*PROBLEM DESCRIPTION:* Some lines below hold "Expense". Pick them out and copy them.

Stored items
-----

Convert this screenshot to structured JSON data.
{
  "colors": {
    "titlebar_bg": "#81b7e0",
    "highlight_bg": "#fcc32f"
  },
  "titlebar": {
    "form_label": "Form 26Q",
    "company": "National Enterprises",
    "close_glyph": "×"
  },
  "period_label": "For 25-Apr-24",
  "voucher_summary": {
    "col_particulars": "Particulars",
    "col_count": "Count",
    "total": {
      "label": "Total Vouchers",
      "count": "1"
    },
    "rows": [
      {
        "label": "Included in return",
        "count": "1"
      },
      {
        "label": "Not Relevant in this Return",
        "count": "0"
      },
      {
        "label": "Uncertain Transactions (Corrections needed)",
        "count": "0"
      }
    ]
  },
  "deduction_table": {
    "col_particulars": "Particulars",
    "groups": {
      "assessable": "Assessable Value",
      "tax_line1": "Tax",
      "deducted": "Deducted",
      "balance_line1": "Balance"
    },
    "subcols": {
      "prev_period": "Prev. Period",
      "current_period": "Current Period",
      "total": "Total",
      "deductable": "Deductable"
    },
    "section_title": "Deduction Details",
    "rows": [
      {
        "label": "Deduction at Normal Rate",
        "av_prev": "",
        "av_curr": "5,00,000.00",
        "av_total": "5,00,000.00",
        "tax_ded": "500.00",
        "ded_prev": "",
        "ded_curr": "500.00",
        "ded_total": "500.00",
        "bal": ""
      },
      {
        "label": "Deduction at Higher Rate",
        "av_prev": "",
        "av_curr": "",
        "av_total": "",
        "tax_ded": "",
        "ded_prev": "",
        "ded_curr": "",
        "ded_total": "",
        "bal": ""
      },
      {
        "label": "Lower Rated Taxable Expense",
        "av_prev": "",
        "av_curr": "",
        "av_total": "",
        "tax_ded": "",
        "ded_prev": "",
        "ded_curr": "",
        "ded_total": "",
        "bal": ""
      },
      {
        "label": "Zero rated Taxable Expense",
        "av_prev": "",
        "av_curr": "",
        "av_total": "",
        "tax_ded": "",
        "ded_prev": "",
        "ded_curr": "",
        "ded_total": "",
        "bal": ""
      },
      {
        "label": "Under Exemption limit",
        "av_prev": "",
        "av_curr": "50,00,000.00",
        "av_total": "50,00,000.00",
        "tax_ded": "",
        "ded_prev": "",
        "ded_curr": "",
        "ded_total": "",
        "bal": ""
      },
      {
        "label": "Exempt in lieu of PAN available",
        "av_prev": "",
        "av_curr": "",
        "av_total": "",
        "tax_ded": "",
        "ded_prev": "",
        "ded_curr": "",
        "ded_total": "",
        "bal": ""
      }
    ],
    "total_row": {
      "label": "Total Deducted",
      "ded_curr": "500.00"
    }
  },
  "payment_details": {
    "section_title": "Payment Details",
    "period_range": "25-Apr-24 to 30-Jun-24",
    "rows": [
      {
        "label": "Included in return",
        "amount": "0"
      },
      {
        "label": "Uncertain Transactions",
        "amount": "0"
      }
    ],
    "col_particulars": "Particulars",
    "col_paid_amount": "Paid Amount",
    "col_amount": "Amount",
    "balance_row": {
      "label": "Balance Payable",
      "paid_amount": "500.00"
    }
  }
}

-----

*RESULT:*
        "label": "Lower Rated Taxable Expense",
        "label": "Zero rated Taxable Expense",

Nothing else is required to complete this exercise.